The Cavaliers versus the Celtics. It's hard to believe it wasn't the Eastern Conference finals last season.
The Cavs vs. the Celtics. Conference championship or not, it was clearly the closest series of the entire playoffs -- including the Finals. It came down to a Game 7 and an All-Everything performance from Boston's Paul Pierce, which helped overcome an All-Everything performance from Cleveland's LeBron James.
The Cavs vs. the Celtics. They met in the first game of this season, in Boston, in another close one that wasn't decided until the final moments, the defending champions finally pulling out a 90-85 win.
For most of what's ensued, the Celtics have held the conference's best record. Today, the Cavs do. The Celtics have lost two straight, having looked a little tired, a little vulnerable, a little out of sync. The Cavs have been up-and-down as of late, struggling to find their rhythm on offense on a regular basis.
But while neither team may be playing its best, there's no doubt that they are still the two best teams in the East, maybe the entire league.
The Cavs vs. the Celtics. No less than LeBron admits tonight's meeting in Cleveland is a big deal.
"I can't sit here and say it's another game," James said after the Cavs‘ blowout win over Charlotte the other night.
Added Cavs point guard Mo Williams, "They got us up there. It's our turn. It's payback time."
Payback time? In early January?
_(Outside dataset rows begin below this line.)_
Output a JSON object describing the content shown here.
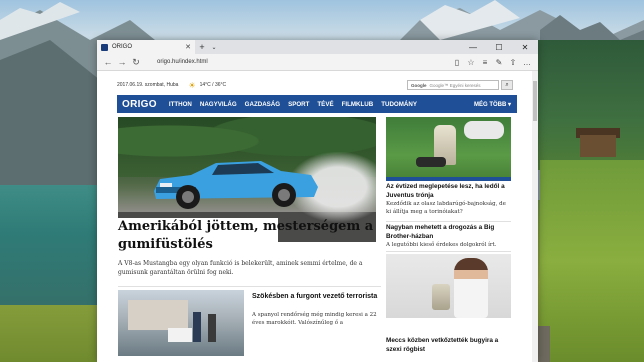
{
  "browser": {
    "tab_title": "ORIGO",
    "tab_close": "✕",
    "new_tab": "+",
    "tab_menu": "⌄",
    "window_controls": {
      "minimize": "—",
      "maximize": "☐",
      "close": "✕"
    },
    "address": "origo.hu/index.html",
    "nav": {
      "back": "←",
      "forward": "→",
      "refresh": "↻"
    },
    "nav_icons": {
      "reading": "▯",
      "favorite": "☆",
      "hub": "≡",
      "notes": "✎",
      "share": "⇧",
      "more": "…"
    }
  },
  "site": {
    "info": {
      "date": "2017.06.19. szombat, Huba",
      "weather_icon": "☀",
      "weather": "14°C / 36°C"
    },
    "search": {
      "label": "Google",
      "placeholder": "Google™ Egyéni keresés",
      "button": "⌕"
    },
    "logo": "ORIGO",
    "nav_items": [
      "ITTHON",
      "NAGYVILÁG",
      "GAZDASÁG",
      "SPORT",
      "TÉVÉ",
      "FILMKLUB",
      "TUDOMÁNY"
    ],
    "more": "MÉG TÖBB ▾",
    "hero": {
      "title": "Amerikából jöttem, mesterségem a gumifüstölés",
      "lead": "A V8-as Mustangba egy olyan funkció is belekerült, aminek semmi értelme, de a gumisunk garantáltan örülni fog neki."
    },
    "story2": {
      "title": "Szökésben a furgont vezető terrorista",
      "text": "A spanyol rendőrség még mindig keresi a 22 éves marokkóit. Valószínűleg ő a"
    },
    "side": [
      {
        "title": "Az évtized meglepetése lesz, ha ledől a Juventus trónja",
        "text": "Kezdődik az olasz labdarúgó-bajnokság, de ki állítja meg a torinóiakat?"
      },
      {
        "title": "Nagyban mehetett a drogozás a Big Brother-házban",
        "text": "A legutóbbi kieső érdekes dolgokról írt."
      },
      {
        "title": "Meccs közben vetkőztették bugyira a szexi rögbist",
        "text": ""
      }
    ]
  },
  "colors": {
    "nav_blue": "#1f4f97",
    "car_blue": "#3aa0e0"
  }
}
Ah yes, it must be the Cavs vs. the Celtics.
And it must be the NBA's newest and most intense rivalry -- despite what NBA and television marketing types really want you to think. Marketing types want you to think that the Lakers and Celtics are closely following each other in the standings every day, not making a move until one sees what the other does.
No offense to L.A., but that's simply not true.
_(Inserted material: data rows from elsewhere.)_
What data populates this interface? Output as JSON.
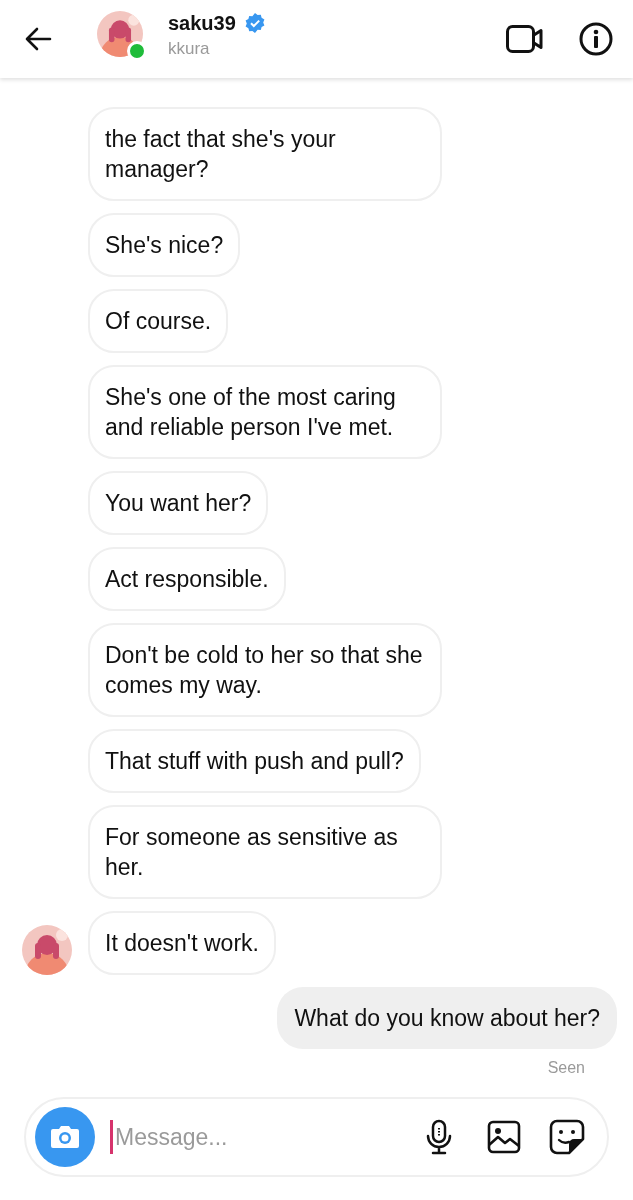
{
  "header": {
    "username": "saku39",
    "verified": true,
    "subtitle": "kkura",
    "online": true
  },
  "messages": [
    {
      "kind": "received",
      "avatar": false,
      "text": "the fact that she's your manager?"
    },
    {
      "kind": "received",
      "avatar": false,
      "text": "She's nice?"
    },
    {
      "kind": "received",
      "avatar": false,
      "text": "Of course."
    },
    {
      "kind": "received",
      "avatar": false,
      "text": "She's one of the most caring and reliable person I've met."
    },
    {
      "kind": "received",
      "avatar": false,
      "text": "You want her?"
    },
    {
      "kind": "received",
      "avatar": false,
      "text": "Act responsible."
    },
    {
      "kind": "received",
      "avatar": false,
      "text": "Don't be cold to her so that she comes my way."
    },
    {
      "kind": "received",
      "avatar": false,
      "text": "That stuff with push and pull?"
    },
    {
      "kind": "received",
      "avatar": false,
      "text": "For someone as sensitive as her."
    },
    {
      "kind": "received",
      "avatar": true,
      "text": "It doesn't work."
    },
    {
      "kind": "sent",
      "avatar": false,
      "text": "What do you know about her?"
    }
  ],
  "seen": "Seen",
  "composer": {
    "placeholder": "Message..."
  }
}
The league's best rivalry resides in the Eastern Conference, and the Cavs just may be the league's best team. At least, they sure look like it when they're clicking on offense, although that hasn't been as much of a sure thing lately.
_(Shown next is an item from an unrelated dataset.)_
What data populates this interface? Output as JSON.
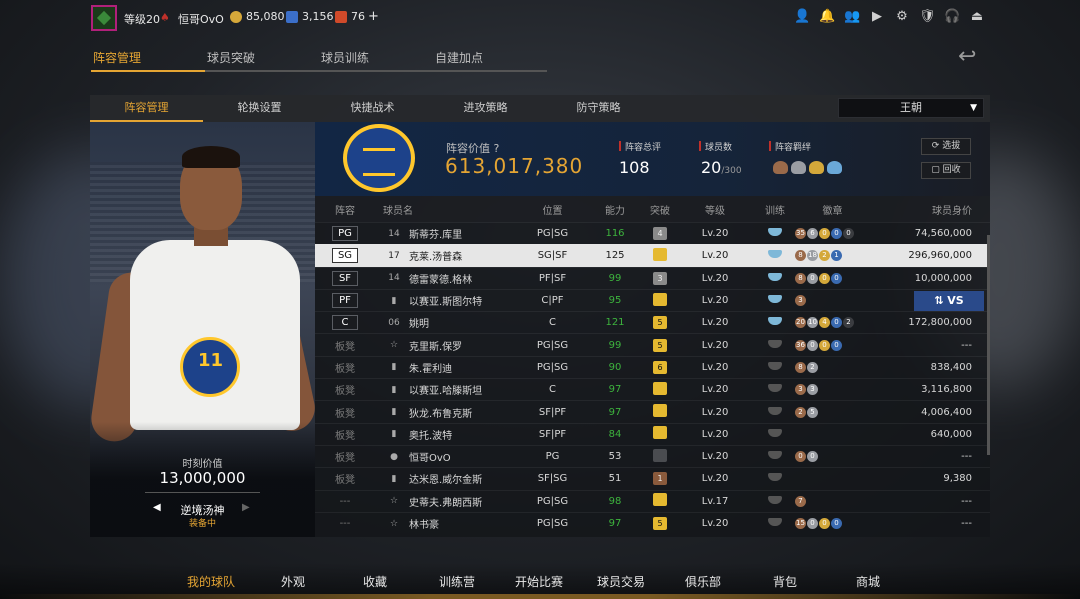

Then there's the Celtics. They may be going through a rough stretch -- but it's not like Pierce and Kevin Garnett and Ray Allen have suddenly forgotten how to win. It's just that every team in every season goes through a bit of a slump. The Celtics are experiencing their very own at this very moment, having lost six of their previous eight. A win over the Cavs tonight in Cleveland (where the Cavs are 18-0) could change all that.
"Cleveland is the team we (eliminated from) the playoffs," Pierce told Boston reporters. "They are the best home team in all of basketball so they've been looking forward to this. We're going to get their best punch. The way they've been playing at home has been unbelievable but the way we're playing, this is a great way to get back on track."
The Cavs vs. the Celtics. Since the seventh game of the conference semifinals last season, both teams have undergone key changes.
The Cavs added Williams to strengthen the backcourt, but lost forward Joe Smith. And with center Zydrunas Ilgauskas battling foot injuries, they are now relying more heavily than expected on rookie J.J. Hickson to assist Anderson Varejao and Ben Wallace in the frontcourt.
Meanwhile, the Celtics lost two veterans off the bench in P.J. Brown (retired) and James Posey (to New Orleans), and now count on younger players such as Tony Allen, Glen Davis and Leon Powe to provide a lift. While the Cavs seem to be deeper, the Celtics have cited reserves who are still works in progress as reasons for the recent difficulties.
But regardless of stats or injuries or opinions, the Cavs vs. the Celtics will never be settled on paper.
Instead, it will be decided on the court, in a meeting of two teams who believe they're the best of 2009 -- and two teams who believe tonight's game will go a long way toward proving it.
Sam Amico is the editor of Pro Basketball News and a frequent contributor to SportsTime Ohio and The Cleveland Fan. He can be reached at email@example.com.